Once again the fight is on for cultural institutions in Queens and across the city as leaders try to reduce proposed funding reductions of close to $30 million.
According to Tom Finkelpearl, executive director of the Queens Museum of Art (QMA), since 2008 the museum has faced reductions totaling about 50 percent. For some of the other cultural institutions in Queens, the reduction has been between 48 and 66 percent.
Last year’s budget tried to cut $18.1 million from cultural institutions, including eight in Queens, although the City Council restored $16 million. Organizations have already had layoffs, furloughs and salary and benefit reductions. For instance, last year QMA had to lay off eight people out of a staff of 40.
This April, the Queens Botanical Garden (QBG) started charging admission. Its executive director, Susan Lacerte, said that it has been very positive. She also said that everyone needs to help, which is why they are asking the public to pay admission.
“It’s important everyone participates,” she said.
While a budget cut of $29.4 million is currently being proposed, cultural groups are asking for a $20 million restoration. New York Hall of Science president and CEO Margaret Honey said they recognize that all institutions have to give something back in tough times.
“I think the proposed cuts are very serious and if enacted would seriously impact the ability of our cultural institutions to provide the programs and services that they offer and that’s not something we want to happen,” said Queens Councilmember James Van Bramer, the chair of the Cultural Affairs, Libraries & International Intergroup Relations Committee.
Honey said that funding cuts could result in more job losses and furloughing staff. She said that these cuts would be “cutting into the core services of the organization,” such as maintenance or security. Honey noted that, although the organizations can fundraise for the programming, it is more difficult to get people to donate to operations.

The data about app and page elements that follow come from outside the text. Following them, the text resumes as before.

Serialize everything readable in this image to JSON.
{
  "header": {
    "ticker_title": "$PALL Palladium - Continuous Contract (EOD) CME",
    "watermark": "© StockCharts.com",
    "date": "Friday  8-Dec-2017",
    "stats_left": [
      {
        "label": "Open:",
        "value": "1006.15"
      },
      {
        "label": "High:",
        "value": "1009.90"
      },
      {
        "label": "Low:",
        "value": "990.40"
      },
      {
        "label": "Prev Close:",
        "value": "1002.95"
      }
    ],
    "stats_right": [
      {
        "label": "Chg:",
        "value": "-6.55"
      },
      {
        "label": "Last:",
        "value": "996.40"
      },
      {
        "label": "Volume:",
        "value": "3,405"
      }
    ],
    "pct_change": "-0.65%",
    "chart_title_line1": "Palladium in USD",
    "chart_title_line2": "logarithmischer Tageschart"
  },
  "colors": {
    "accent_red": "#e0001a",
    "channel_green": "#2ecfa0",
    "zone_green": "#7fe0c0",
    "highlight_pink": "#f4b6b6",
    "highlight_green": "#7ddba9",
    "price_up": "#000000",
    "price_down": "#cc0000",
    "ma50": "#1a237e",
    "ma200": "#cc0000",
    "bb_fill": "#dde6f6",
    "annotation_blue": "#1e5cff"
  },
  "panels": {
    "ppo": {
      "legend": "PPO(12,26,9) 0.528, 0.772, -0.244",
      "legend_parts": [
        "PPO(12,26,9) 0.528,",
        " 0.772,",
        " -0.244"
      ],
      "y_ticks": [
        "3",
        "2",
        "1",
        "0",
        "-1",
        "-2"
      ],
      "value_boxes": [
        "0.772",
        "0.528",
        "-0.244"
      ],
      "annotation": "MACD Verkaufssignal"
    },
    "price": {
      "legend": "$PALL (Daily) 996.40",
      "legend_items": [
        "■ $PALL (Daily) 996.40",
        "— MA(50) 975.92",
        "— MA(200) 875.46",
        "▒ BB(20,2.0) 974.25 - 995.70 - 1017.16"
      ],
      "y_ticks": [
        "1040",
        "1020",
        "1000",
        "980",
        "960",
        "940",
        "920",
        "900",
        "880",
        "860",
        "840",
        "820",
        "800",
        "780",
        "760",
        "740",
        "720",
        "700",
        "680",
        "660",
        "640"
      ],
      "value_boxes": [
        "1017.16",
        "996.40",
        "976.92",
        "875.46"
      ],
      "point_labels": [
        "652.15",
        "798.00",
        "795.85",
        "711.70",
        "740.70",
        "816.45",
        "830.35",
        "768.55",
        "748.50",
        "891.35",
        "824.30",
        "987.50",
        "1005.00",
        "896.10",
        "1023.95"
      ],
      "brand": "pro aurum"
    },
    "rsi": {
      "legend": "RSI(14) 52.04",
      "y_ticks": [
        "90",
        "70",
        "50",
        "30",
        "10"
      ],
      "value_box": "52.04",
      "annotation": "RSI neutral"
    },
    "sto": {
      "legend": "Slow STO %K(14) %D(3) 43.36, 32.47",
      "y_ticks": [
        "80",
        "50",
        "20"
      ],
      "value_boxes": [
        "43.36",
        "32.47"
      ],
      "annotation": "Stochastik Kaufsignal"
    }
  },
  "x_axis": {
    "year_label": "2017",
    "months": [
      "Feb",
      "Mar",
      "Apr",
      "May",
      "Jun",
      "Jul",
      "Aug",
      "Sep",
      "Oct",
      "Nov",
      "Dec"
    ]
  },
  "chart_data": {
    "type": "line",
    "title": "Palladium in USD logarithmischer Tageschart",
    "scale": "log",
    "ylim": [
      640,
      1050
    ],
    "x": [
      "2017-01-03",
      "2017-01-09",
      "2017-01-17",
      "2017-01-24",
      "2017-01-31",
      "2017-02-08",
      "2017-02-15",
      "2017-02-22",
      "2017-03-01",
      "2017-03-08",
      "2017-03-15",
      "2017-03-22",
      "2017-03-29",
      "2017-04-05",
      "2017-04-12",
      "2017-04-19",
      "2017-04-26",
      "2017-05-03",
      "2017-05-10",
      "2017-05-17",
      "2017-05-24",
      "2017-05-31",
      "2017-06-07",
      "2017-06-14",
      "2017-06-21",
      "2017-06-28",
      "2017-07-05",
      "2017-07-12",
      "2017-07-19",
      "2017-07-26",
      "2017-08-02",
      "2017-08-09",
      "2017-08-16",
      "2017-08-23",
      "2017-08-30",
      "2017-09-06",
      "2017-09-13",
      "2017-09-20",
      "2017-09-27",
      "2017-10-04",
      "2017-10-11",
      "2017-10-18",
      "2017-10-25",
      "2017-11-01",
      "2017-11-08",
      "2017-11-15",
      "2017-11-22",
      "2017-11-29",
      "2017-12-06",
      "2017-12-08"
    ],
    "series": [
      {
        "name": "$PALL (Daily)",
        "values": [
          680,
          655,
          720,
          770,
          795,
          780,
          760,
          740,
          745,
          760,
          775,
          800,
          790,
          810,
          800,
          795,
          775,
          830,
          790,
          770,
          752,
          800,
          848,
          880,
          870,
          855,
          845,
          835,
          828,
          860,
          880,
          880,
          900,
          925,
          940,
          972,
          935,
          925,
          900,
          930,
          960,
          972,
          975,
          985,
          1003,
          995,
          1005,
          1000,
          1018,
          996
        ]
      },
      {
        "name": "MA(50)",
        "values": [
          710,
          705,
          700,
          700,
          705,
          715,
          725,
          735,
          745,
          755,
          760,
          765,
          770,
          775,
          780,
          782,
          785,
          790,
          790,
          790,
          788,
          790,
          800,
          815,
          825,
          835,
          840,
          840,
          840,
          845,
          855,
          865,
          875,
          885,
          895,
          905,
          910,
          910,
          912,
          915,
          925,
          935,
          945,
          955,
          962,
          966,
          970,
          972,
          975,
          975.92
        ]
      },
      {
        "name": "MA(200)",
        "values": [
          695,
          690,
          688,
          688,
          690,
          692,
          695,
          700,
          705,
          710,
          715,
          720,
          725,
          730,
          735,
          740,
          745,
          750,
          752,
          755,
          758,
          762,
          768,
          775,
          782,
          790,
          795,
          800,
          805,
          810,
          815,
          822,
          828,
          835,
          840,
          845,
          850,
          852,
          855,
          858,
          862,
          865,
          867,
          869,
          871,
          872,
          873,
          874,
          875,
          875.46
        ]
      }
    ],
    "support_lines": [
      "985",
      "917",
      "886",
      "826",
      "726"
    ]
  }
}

Programming could also be further impacted by the latest round of proposed cuts. Finkelpearl noted that, for example, this could mean having fewer educational groups.
“This time there’s no alternative but to really cut into core programming,” Finkelpearl said. “It’s sort of a breaking situation for a lot of institutions.”
Ellen Kodadek, the executive director of Flushing Town Hall, said that it is disconcerting when members of the community have to be turned away because of budget cuts.
“We need to be there for our constituents when they need us,” Queens Theatre in the Park executive director Jeff Rosenstock said.
Some of those constituents are the many students who visit each year. Van Bramer said that, if it weren’t for these institutions and their programs, many of these children “would not be able to enjoy these kinds of experiences.”
The cuts to cultural organizations could also hurt the surrounding businesses. Van Bramer said that there is a “ripple effect,” explaining that people who visit a local theater might also go to a local restaurant.
Cultural Institution leaders have been meeting with elected officials to make them aware of the situation. Van Bramer has also been talking with his colleagues in the City Council and said that, as chair of the Cultural Affairs, Libraries & International Intergroup Relations Committee, it’s his “job…to speak up and fight on behalf of these organizations and programs.”
“We’re all driven to keep fuel in the tank,” said Rosenstock, adding that the city’s funds have been that fuel. “We can’t run on empty.”